|International Classification||H02K29/08, H02K7/20, H02K16/04|
|Cooperative Classification||H02K7/20, H02K29/08, H02K16/04|
|European Classification||H02K29/08, H02K7/20, H02K16/04|
|Jun 8, 1990||AS||Assignment|
Owner name: EASTMAN KODAK COMPANY, NEW YORK
Free format text: ASSIGNMENT OF ASSIGNORS INTEREST.;ASSIGNOR:LEE, JAMES K.;REEL/FRAME:005341/0498
Effective date: 19900604
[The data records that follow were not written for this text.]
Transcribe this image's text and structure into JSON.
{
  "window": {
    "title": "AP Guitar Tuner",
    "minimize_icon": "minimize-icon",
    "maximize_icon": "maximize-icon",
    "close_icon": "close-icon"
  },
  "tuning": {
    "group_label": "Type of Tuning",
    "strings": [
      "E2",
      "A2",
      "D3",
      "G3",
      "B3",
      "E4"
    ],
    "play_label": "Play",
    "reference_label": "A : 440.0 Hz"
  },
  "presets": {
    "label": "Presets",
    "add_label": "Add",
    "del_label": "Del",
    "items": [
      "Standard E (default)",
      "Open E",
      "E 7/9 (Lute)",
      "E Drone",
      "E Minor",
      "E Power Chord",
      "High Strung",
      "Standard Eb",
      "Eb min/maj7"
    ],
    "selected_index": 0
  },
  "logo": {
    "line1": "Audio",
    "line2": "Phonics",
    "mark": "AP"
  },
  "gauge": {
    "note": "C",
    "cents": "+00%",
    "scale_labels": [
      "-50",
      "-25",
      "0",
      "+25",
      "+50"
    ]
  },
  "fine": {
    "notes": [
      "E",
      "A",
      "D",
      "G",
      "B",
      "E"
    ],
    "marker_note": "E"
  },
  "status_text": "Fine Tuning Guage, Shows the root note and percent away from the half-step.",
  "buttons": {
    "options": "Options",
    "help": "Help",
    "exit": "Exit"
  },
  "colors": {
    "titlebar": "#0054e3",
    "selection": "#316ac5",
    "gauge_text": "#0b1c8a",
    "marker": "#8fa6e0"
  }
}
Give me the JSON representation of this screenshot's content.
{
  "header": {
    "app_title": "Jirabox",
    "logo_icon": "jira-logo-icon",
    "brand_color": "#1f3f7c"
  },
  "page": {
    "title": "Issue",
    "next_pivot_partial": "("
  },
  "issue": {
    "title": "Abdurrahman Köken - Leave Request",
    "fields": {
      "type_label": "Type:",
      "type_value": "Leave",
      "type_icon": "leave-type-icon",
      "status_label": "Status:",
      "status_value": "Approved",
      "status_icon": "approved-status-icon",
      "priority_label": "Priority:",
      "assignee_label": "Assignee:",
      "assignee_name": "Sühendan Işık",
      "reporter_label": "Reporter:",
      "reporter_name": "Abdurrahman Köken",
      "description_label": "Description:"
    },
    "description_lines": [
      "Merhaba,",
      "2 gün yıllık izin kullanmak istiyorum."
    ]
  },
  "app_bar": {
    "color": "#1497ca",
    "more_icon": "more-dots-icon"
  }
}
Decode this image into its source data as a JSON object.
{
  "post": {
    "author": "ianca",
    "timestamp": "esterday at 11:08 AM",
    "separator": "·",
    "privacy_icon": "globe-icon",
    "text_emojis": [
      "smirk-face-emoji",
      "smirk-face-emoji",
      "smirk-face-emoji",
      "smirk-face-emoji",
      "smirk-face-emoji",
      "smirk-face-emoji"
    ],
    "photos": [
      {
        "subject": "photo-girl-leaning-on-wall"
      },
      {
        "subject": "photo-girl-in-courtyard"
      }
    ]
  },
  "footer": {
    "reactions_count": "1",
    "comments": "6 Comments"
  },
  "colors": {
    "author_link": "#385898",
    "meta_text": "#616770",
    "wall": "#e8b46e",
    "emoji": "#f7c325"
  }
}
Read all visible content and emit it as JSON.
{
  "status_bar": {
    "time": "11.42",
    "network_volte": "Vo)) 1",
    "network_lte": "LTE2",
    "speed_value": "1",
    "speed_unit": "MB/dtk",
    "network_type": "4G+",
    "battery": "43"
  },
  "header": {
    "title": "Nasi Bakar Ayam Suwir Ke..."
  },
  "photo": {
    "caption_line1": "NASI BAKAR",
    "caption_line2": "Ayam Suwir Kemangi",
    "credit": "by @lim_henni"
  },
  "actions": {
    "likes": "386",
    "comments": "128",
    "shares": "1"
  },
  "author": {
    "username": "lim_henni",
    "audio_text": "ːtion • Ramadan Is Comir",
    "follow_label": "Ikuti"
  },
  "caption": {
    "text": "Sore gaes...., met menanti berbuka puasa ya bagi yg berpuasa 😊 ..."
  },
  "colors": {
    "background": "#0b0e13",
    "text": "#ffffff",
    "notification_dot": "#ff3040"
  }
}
|Feb 22, 1996||FPAY||Fee payment|
Year of fee payment: 4
|Feb 28, 2000||FPAY||Fee payment|
Year of fee payment: 8
|Feb 26, 2004||FPAY||Fee payment|
Year of fee payment: 12